## [Exercise details]
Check each line of the data below for the word "Reference", then extract the ones that have it.

####################

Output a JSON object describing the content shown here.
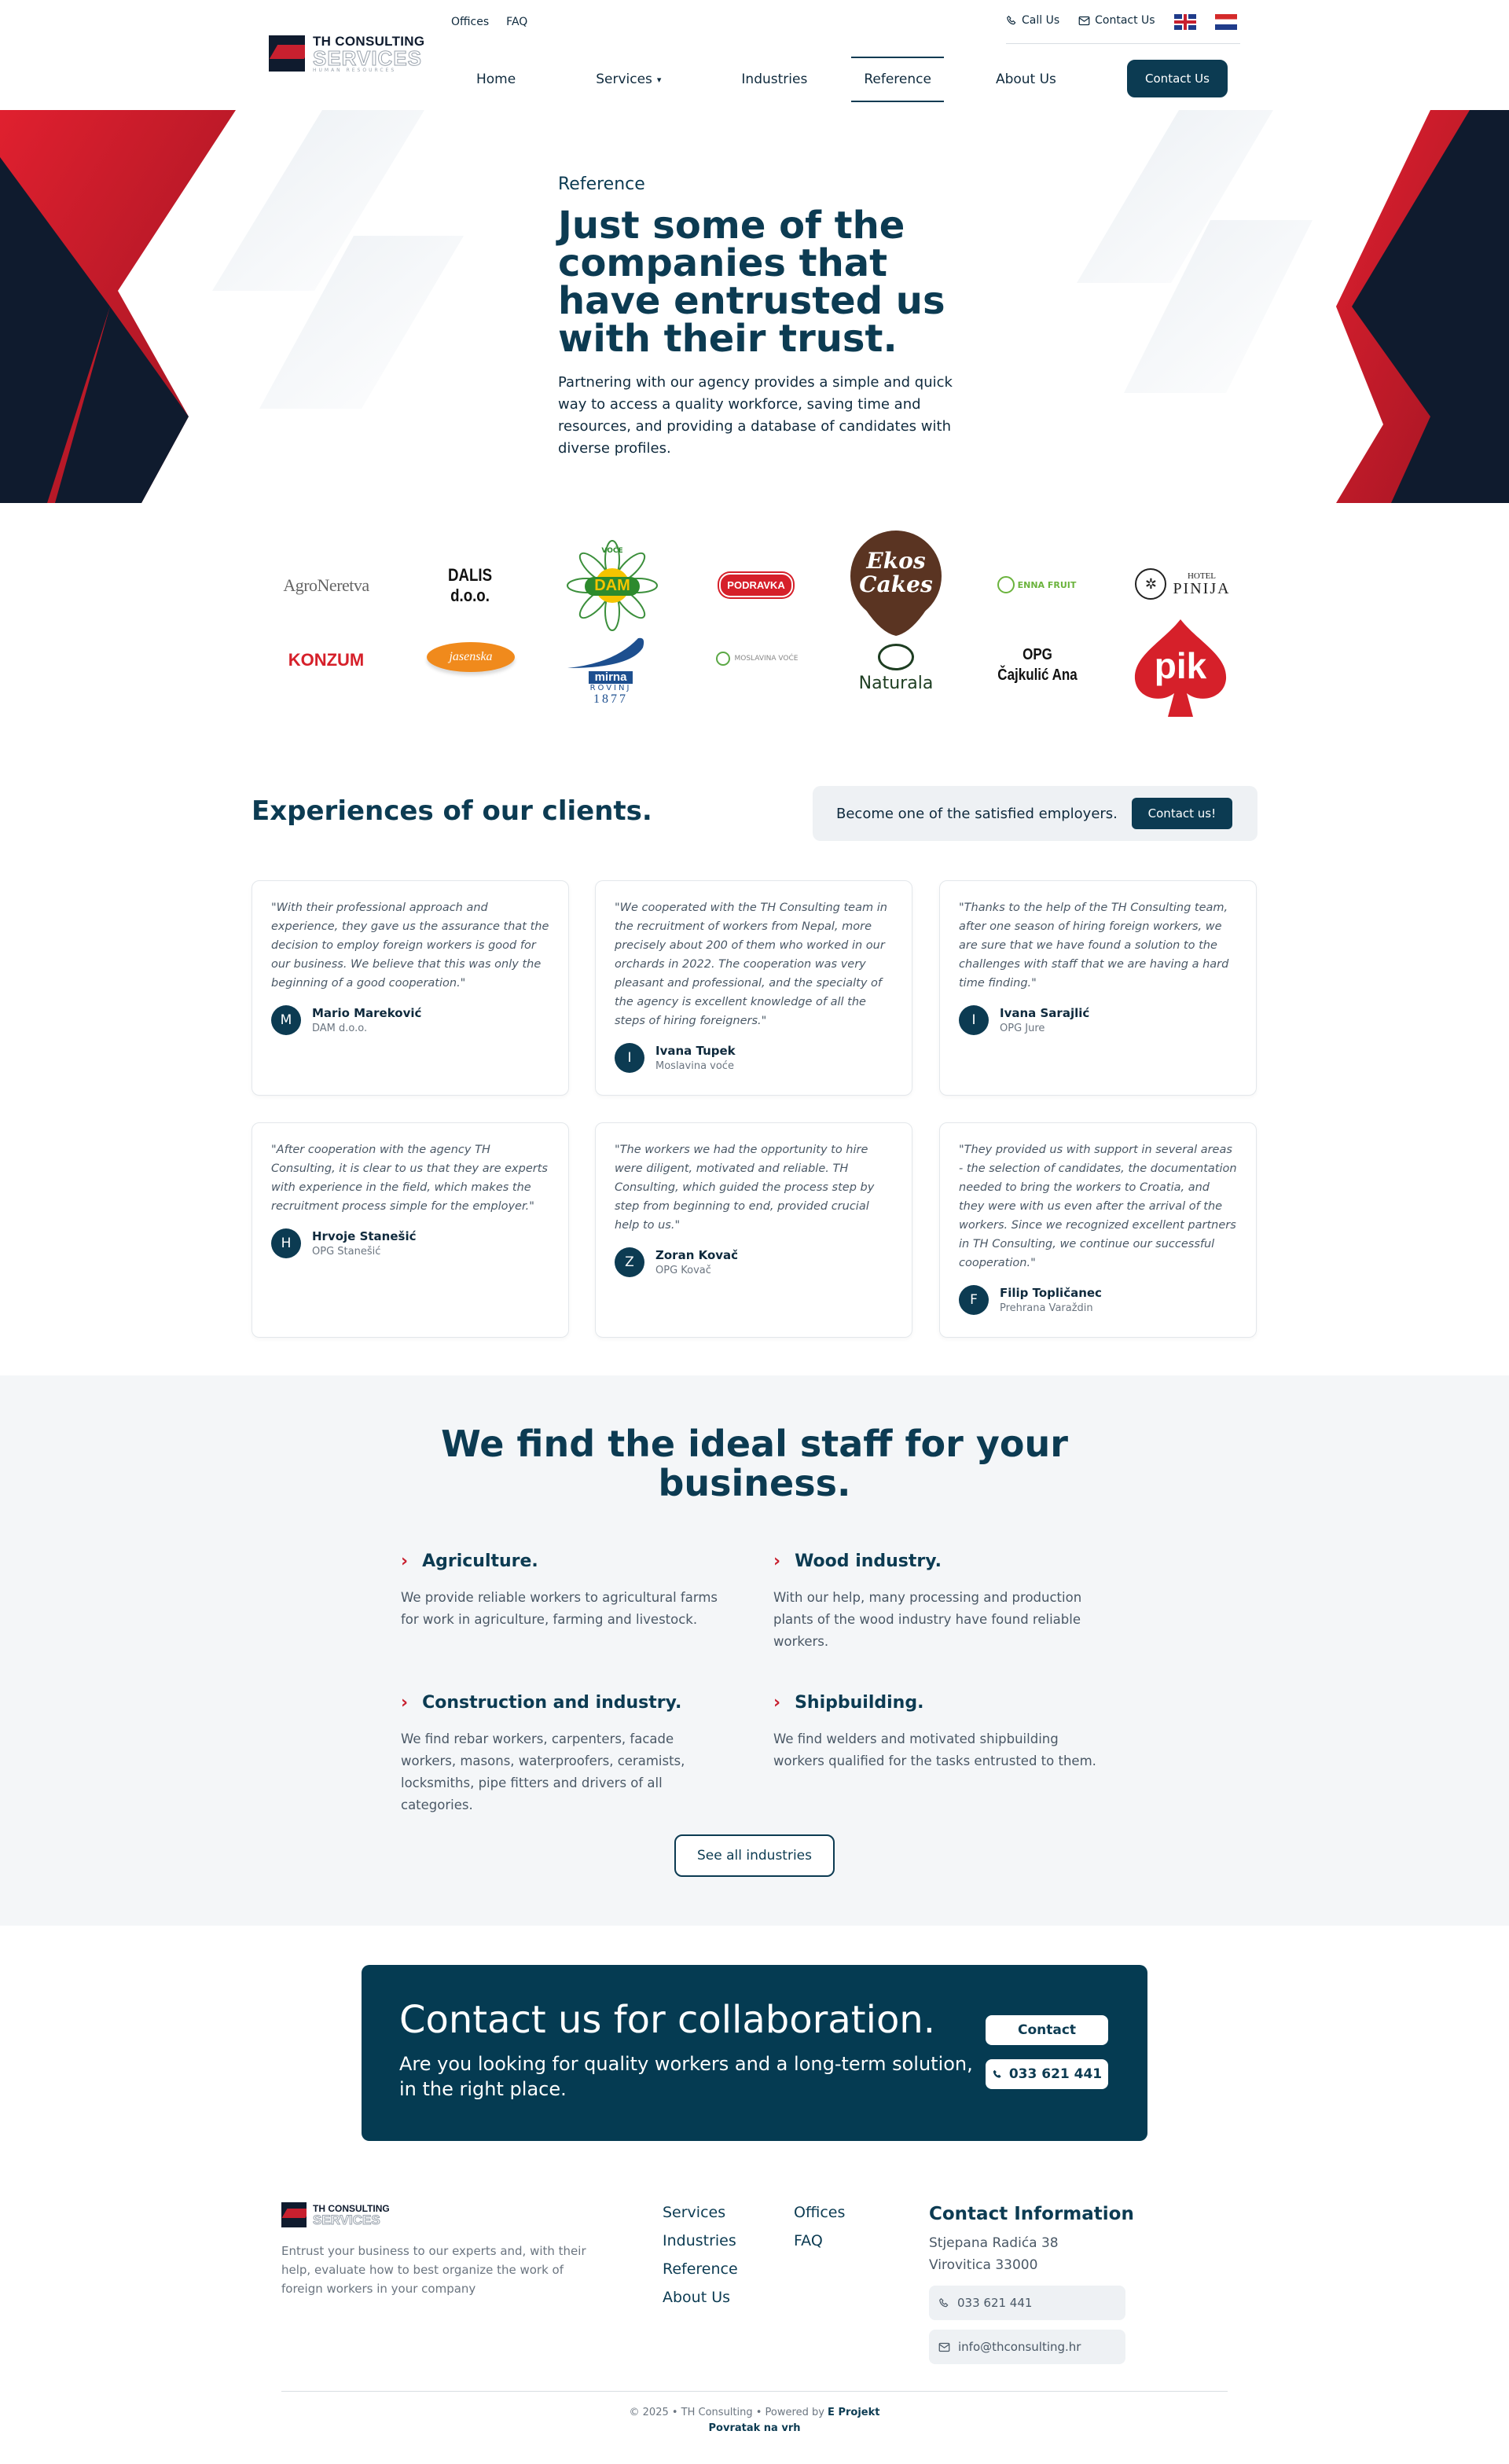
{
  "header": {
    "logo": {
      "line1": "TH CONSULTING",
      "line2": "SERVICES",
      "line3": "HUMAN RESOURCES"
    },
    "top_links": [
      "Offices",
      "FAQ"
    ],
    "call_us": "Call Us",
    "contact_us": "Contact Us",
    "nav": [
      "Home",
      "Services",
      "Industries",
      "Reference",
      "About Us"
    ],
    "nav_button": "Contact Us",
    "active_nav": "Reference"
  },
  "hero": {
    "kicker": "Reference",
    "title": "Just some of the companies that have entrusted us with their trust.",
    "description": "Partnering with our agency provides a simple and quick way to access a quality workforce, saving time and resources, and providing a database of candidates with diverse profiles."
  },
  "logos": {
    "agro": "AgroNeretva",
    "dalis": "DALIS d.o.o.",
    "dam": "DAM",
    "dam_top": "VOĆE",
    "podravka": "PODRAVKA",
    "ekos": "Ekos Cakes",
    "enna": "ENNA FRUIT",
    "pinija_small": "HOTEL",
    "pinija": "PINIJA",
    "konzum": "KONZUM",
    "jasenska": "jasenska",
    "mirna": "mirna",
    "mirna_sub": "ROVINJ",
    "mirna_year": "1877",
    "moslavina": "MOSLAVINA VOĆE",
    "naturala": "Naturala",
    "opg": "OPG",
    "cajkulic": "Čajkulić Ana",
    "pik": "pik"
  },
  "experiences": {
    "title": "Experiences of our clients.",
    "cta_text": "Become one of the satisfied employers.",
    "cta_button": "Contact us!",
    "testimonials": [
      {
        "quote": "\"With their professional approach and experience, they gave us the assurance that the decision to employ foreign workers is good for our business. We believe that this was only the beginning of a good cooperation.\"",
        "initial": "M",
        "name": "Mario Mareković",
        "company": "DAM d.o.o."
      },
      {
        "quote": "\"We cooperated with the TH Consulting team in the recruitment of workers from Nepal, more precisely about 200 of them who worked in our orchards in 2022. The cooperation was very pleasant and professional, and the specialty of the agency is excellent knowledge of all the steps of hiring foreigners.\"",
        "initial": "I",
        "name": "Ivana Tupek",
        "company": "Moslavina voće"
      },
      {
        "quote": "\"Thanks to the help of the TH Consulting team, after one season of hiring foreign workers, we are sure that we have found a solution to the challenges with staff that we are having a hard time finding.\"",
        "initial": "I",
        "name": "Ivana Sarajlić",
        "company": "OPG Jure"
      },
      {
        "quote": "\"After cooperation with the agency TH Consulting, it is clear to us that they are experts with experience in the field, which makes the recruitment process simple for the employer.\"",
        "initial": "H",
        "name": "Hrvoje Stanešić",
        "company": "OPG Stanešić"
      },
      {
        "quote": "\"The workers we had the opportunity to hire were diligent, motivated and reliable. TH Consulting, which guided the process step by step from beginning to end, provided crucial help to us.\"",
        "initial": "Z",
        "name": "Zoran Kovač",
        "company": "OPG Kovač"
      },
      {
        "quote": "\"They provided us with support in several areas - the selection of candidates, the documentation needed to bring the workers to Croatia, and they were with us even after the arrival of the workers. Since we recognized excellent partners in TH Consulting, we continue our successful cooperation.\"",
        "initial": "F",
        "name": "Filip Topličanec",
        "company": "Prehrana Varaždin"
      }
    ]
  },
  "staff": {
    "title": "We find the ideal staff for your business.",
    "industries": [
      {
        "title": "Agriculture.",
        "text": "We provide reliable workers to agricultural farms for work in agriculture, farming and livestock."
      },
      {
        "title": "Wood industry.",
        "text": "With our help, many processing and production plants of the wood industry have found reliable workers."
      },
      {
        "title": "Construction and industry.",
        "text": "We find rebar workers, carpenters, facade workers, masons, waterproofers, ceramists, locksmiths, pipe fitters and drivers of all categories."
      },
      {
        "title": "Shipbuilding.",
        "text": "We find welders and motivated shipbuilding workers qualified for the tasks entrusted to them."
      }
    ],
    "button": "See all industries"
  },
  "collab": {
    "title": "Contact us for collaboration.",
    "text": "Are you looking for quality workers and a long-term solution, in the right place.",
    "contact_button": "Contact",
    "phone_button": "033 621 441"
  },
  "footer": {
    "description": "Entrust your business to our experts and, with their help, evaluate how to best organize the work of foreign workers in your company",
    "col1": [
      "Services",
      "Industries",
      "Reference",
      "About Us"
    ],
    "col2": [
      "Offices",
      "FAQ"
    ],
    "contact_title": "Contact Information",
    "address_line1": "Stjepana Radića 38",
    "address_line2": "Virovitica 33000",
    "phone": "033 621 441",
    "email": "info@thconsulting.hr",
    "copyright": "© 2025 • TH Consulting • Powered by",
    "powered": "E Projekt",
    "back_to_top": "Povratak na vrh"
  }
}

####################

## [Reply to the exercise]
      "Reference",
    "active_nav": "Reference"
    "kicker": "Reference",
      "Reference",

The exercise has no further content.